Mon, Dec 07, 2020 – 5:50 AM
ENVIRONMENTAL, social, and governance (ESG) factors have become an important part of investment decisions. With six in 10 investors regarding ESG capabilities as increasingly important, financial institutions in South-east Asia may no longer hope to thrive without demonstrating impact.
These efforts have been supported by new regulations and guidelines from governments across South-east Asia. For example, the Monetary Authority of Singapore announced a range of new initiatives, including a US$2 billion Green Investment Programme and the recently announced Green and Sustainability-Linked Loan Grant Scheme to support green and sustainability-linked loans.
However, South-east Asia is still punching below its weight when compared to other regions, contributing only 3 per cent of the global total of issuance. But despite Covid-19, interest in sustainability has also never been higher. This provides financial institutions with an opportunity to accelerate the transition to a more sustainable economy and society, and in turn, build trust with their stakeholders.
Hurdles in green finance
It is inevitable that sustainability will become embedded in finance, as societal awareness increases and technology enablers improve. Yet – with a recent Accenture Strategy study revealing that only 21 per cent of CEOs believe that businesses were making a critical contribution to the global goal – more must be done to make the most of sustainable opportunities.
A pertinent issue is that the “greenness” of a financial instrument is not obvious, as many companies do not report ESG data in the same way they report financial data. In fact, 40 per cent of businesses fail to capture or report the financial impact of strong environmental performance.
This can be attributed to the lack of a standardised framework to measuring and communicating sustainable financial performance. While there are several companies assessing bonds, and offering ESG ratings, each company does so differently, which can lead to the ESG score of a company varying differently.

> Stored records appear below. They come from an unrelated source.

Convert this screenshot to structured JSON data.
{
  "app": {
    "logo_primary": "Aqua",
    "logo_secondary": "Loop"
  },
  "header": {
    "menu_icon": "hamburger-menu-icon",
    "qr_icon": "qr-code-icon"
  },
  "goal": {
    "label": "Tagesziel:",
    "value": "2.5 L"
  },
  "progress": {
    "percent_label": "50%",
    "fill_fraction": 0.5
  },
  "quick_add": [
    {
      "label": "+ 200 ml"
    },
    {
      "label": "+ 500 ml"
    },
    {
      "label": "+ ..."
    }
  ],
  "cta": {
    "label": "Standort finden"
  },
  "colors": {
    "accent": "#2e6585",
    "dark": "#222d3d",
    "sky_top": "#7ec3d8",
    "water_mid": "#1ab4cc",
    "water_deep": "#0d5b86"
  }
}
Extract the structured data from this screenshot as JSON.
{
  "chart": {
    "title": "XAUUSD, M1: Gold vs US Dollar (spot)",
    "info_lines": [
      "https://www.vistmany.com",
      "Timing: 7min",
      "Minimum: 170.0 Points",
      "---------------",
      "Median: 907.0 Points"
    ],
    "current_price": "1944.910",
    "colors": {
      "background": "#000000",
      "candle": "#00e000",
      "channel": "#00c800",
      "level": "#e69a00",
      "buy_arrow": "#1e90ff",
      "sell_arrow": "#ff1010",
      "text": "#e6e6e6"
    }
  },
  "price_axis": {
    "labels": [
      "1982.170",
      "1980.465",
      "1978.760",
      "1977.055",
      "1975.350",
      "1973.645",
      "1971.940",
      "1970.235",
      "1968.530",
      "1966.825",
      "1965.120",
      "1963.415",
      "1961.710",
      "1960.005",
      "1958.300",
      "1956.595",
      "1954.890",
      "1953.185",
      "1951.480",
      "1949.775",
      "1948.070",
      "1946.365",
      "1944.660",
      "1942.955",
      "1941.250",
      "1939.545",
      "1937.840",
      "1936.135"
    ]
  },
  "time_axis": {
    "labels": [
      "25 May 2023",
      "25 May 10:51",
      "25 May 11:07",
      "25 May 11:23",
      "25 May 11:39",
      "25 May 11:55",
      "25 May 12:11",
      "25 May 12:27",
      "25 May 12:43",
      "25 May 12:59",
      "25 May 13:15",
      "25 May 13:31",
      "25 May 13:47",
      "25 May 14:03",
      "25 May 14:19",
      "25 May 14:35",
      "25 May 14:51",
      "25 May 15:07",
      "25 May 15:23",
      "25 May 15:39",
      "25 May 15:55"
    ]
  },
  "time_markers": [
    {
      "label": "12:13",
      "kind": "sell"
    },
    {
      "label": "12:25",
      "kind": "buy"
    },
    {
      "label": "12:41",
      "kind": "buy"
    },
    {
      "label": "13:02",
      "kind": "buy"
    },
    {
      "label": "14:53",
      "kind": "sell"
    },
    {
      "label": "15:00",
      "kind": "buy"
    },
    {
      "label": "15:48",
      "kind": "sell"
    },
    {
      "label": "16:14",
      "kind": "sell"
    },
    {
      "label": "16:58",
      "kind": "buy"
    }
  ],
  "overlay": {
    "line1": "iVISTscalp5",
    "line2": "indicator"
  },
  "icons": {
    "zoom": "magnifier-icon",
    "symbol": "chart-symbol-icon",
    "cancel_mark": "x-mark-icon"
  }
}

Additionally, while there has been demand from investors and support from governments and regulators for green projects, many corporations are still cautious. This can be attributed to the difficulty in identifying high-quality projects that are ESG-compliant and commercially viable, due to the complexity and high number of compliance-related requirements of such projects. Banks are therefore reluctant to offer green financing to small-size projects, as the effort required to issue funding for small-size projects is almost equivalent to larger ones.
Energising green finance
The current lack of disclosure of ESG data by many corporations has led to asymmetric information, with research revealing the combined financial cost of environmental impacts from telecommunications and consumer goods companies amounting to US$699 billion.
To ensure that businesses are delivering on their promises of sustainability, the use of digital technologies will be paramount. By leveraging technology including big data, machine learning, and artificial intelligence, financial institutions can work towards the convergence of green finance standards to reduce asymmetric information, enabling more accurate identification and assessment of risk.
For instance, a Sustainable Finance Marketplace can be built. This works similar to a mortgage aggregator site where companies can view offers across banks based on their sustainability and credit scores. Businesses of all industries and sizes can participate.
They will just have to create a Sustainable Profile of their company using verified and self-reported data that adheres to a recognised, international standard, such as the Task Force on Climate-Related Financial Disclosures. This data can be verified using blockchain technology across companies, service providers and the marketplace. As a result, SME and commercial clients would have easier access to loans, while banks will have access to trusted, authenticated information – a win-win situation for both.
A collective effort
While green finance has grown rapidly in Singapore and South-east Asia, there is still room for growth, and potential for businesses to benefit from it. However, tackling the key issues of sustainability and digital transformation through technological acceleration and innovation will require a collective effort from the fintech ecosystem.
Singapore’s success as the financial hub in the region has been the result of building capabilities in critical areas. As key stakeholders come together at this year’s Singapore FinTech Festival to strengthen business resilience and sustainability, businesses can work together to position themselves at the head of a sustainable future. There is fundamental pressure for banks to define who they are in the world of tomorrow, not the world of the past.
The writer is Market Unit Lead, Southeast Asia, at Accenture.